§ Exercise details:
Return the listing that follows, word for word.

§ Task input:
----

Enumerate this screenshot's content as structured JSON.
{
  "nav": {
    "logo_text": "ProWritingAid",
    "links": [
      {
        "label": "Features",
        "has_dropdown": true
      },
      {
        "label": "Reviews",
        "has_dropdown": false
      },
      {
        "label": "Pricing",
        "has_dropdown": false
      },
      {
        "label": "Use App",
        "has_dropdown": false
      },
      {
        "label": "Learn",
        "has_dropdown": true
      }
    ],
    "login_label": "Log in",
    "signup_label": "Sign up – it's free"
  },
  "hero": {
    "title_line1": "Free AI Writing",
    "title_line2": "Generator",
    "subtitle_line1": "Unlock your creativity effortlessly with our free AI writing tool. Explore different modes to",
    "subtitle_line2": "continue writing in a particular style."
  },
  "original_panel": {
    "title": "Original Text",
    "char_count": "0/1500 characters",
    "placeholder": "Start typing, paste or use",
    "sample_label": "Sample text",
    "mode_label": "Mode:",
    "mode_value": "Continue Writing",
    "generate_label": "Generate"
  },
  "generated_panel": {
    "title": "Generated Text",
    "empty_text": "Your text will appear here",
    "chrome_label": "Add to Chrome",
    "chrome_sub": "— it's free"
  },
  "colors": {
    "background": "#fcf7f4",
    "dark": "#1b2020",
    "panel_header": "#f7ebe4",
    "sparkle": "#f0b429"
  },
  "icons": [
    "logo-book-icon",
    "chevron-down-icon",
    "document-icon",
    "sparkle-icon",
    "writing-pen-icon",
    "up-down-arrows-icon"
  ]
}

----

§ Reply:
Enumerate this screenshot's content as structured JSON.
{
  "nav": {
    "logo_text": "ProWritingAid",
    "links": [
      {
        "label": "Features",
        "has_dropdown": true
      },
      {
        "label": "Reviews",
        "has_dropdown": false
      },
      {
        "label": "Pricing",
        "has_dropdown": false
      },
      {
        "label": "Use App",
        "has_dropdown": false
      },
      {
        "label": "Learn",
        "has_dropdown": true
      }
    ],
    "login_label": "Log in",
    "signup_label": "Sign up – it's free"
  },
  "hero": {
    "title_line1": "Free AI Writing",
    "title_line2": "Generator",
    "subtitle_line1": "Unlock your creativity effortlessly with our free AI writing tool. Explore different modes to",
    "subtitle_line2": "continue writing in a particular style."
  },
  "original_panel": {
    "title": "Original Text",
    "char_count": "0/1500 characters",
    "placeholder": "Start typing, paste or use",
    "sample_label": "Sample text",
    "mode_label": "Mode:",
    "mode_value": "Continue Writing",
    "generate_label": "Generate"
  },
  "generated_panel": {
    "title": "Generated Text",
    "empty_text": "Your text will appear here",
    "chrome_label": "Add to Chrome",
    "chrome_sub": "— it's free"
  },
  "colors": {
    "background": "#fcf7f4",
    "dark": "#1b2020",
    "panel_header": "#f7ebe4",
    "sparkle": "#f0b429"
  },
  "icons": [
    "logo-book-icon",
    "chevron-down-icon",
    "document-icon",
    "sparkle-icon",
    "writing-pen-icon",
    "up-down-arrows-icon"
  ]
}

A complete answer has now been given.